#### [WHAT IS EXPECTED]
Among the entries, which lines carry the string "main"? Copy each of them.

#### [EXTRACTED MATERIAL]
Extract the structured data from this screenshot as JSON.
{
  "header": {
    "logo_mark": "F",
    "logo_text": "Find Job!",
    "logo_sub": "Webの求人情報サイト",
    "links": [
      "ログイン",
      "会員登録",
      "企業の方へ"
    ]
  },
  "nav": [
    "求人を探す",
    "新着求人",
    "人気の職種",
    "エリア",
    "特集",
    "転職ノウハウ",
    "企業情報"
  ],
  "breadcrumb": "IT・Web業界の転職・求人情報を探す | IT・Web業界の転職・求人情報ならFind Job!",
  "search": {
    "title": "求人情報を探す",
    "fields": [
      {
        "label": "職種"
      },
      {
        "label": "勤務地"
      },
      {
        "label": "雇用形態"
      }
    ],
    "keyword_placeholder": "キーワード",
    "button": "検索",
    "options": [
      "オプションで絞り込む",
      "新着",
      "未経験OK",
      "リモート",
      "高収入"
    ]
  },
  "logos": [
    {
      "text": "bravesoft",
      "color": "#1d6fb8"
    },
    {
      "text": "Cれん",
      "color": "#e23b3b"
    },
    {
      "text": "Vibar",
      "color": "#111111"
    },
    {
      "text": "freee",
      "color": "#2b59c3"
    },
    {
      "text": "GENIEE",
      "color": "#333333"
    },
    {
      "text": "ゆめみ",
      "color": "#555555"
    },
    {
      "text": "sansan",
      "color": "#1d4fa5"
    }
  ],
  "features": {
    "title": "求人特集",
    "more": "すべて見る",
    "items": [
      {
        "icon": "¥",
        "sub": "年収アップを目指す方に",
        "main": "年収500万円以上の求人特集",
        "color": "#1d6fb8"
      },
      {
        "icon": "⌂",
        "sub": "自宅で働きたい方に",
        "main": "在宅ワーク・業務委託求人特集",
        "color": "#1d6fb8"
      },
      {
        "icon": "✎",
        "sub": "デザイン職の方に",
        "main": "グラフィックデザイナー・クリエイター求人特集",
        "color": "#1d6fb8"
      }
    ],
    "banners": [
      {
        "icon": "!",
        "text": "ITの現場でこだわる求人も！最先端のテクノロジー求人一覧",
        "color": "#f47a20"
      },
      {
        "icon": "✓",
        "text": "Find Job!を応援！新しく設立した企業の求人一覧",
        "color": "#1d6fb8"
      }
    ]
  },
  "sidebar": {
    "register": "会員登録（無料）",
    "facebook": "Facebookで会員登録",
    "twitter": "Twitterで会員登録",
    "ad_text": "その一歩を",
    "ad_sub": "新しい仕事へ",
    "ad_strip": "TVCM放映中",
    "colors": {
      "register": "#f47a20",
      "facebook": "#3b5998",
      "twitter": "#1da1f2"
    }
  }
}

#### [WRITTEN RESPONSE]
        "main": "年収500万円以上の求人特集",
        "main": "在宅ワーク・業務委託求人特集",
        "main": "グラフィックデザイナー・クリエイター求人特集",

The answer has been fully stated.